**What you need to do**. Reproduce the data exactly; no word may be added or dropped.

**Supplied data**.
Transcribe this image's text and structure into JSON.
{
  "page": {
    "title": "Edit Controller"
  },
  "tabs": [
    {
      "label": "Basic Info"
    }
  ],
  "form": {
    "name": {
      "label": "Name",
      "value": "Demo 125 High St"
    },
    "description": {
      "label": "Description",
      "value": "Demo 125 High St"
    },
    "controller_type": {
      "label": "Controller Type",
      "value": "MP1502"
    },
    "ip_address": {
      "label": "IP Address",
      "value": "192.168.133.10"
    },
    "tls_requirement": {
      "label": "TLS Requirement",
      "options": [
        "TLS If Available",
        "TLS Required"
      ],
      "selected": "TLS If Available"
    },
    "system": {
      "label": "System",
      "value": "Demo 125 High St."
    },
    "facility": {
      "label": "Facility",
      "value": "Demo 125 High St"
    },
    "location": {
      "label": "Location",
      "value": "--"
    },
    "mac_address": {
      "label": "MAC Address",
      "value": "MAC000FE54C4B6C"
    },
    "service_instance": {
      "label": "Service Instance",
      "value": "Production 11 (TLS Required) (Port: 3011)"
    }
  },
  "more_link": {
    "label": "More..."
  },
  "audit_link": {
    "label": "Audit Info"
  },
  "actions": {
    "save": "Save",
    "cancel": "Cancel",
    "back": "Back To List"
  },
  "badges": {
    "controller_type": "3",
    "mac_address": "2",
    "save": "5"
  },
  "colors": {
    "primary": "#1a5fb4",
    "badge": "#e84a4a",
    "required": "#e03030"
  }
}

**Exercise answer**.
Transcribe this image's text and structure into JSON.
{
  "page": {
    "title": "Edit Controller"
  },
  "tabs": [
    {
      "label": "Basic Info"
    }
  ],
  "form": {
    "name": {
      "label": "Name",
      "value": "Demo 125 High St"
    },
    "description": {
      "label": "Description",
      "value": "Demo 125 High St"
    },
    "controller_type": {
      "label": "Controller Type",
      "value": "MP1502"
    },
    "ip_address": {
      "label": "IP Address",
      "value": "192.168.133.10"
    },
    "tls_requirement": {
      "label": "TLS Requirement",
      "options": [
        "TLS If Available",
        "TLS Required"
      ],
      "selected": "TLS If Available"
    },
    "system": {
      "label": "System",
      "value": "Demo 125 High St."
    },
    "facility": {
      "label": "Facility",
      "value": "Demo 125 High St"
    },
    "location": {
      "label": "Location",
      "value": "--"
    },
    "mac_address": {
      "label": "MAC Address",
      "value": "MAC000FE54C4B6C"
    },
    "service_instance": {
      "label": "Service Instance",
      "value": "Production 11 (TLS Required) (Port: 3011)"
    }
  },
  "more_link": {
    "label": "More..."
  },
  "audit_link": {
    "label": "Audit Info"
  },
  "actions": {
    "save": "Save",
    "cancel": "Cancel",
    "back": "Back To List"
  },
  "badges": {
    "controller_type": "3",
    "mac_address": "2",
    "save": "5"
  },
  "colors": {
    "primary": "#1a5fb4",
    "badge": "#e84a4a",
    "required": "#e03030"
  }
}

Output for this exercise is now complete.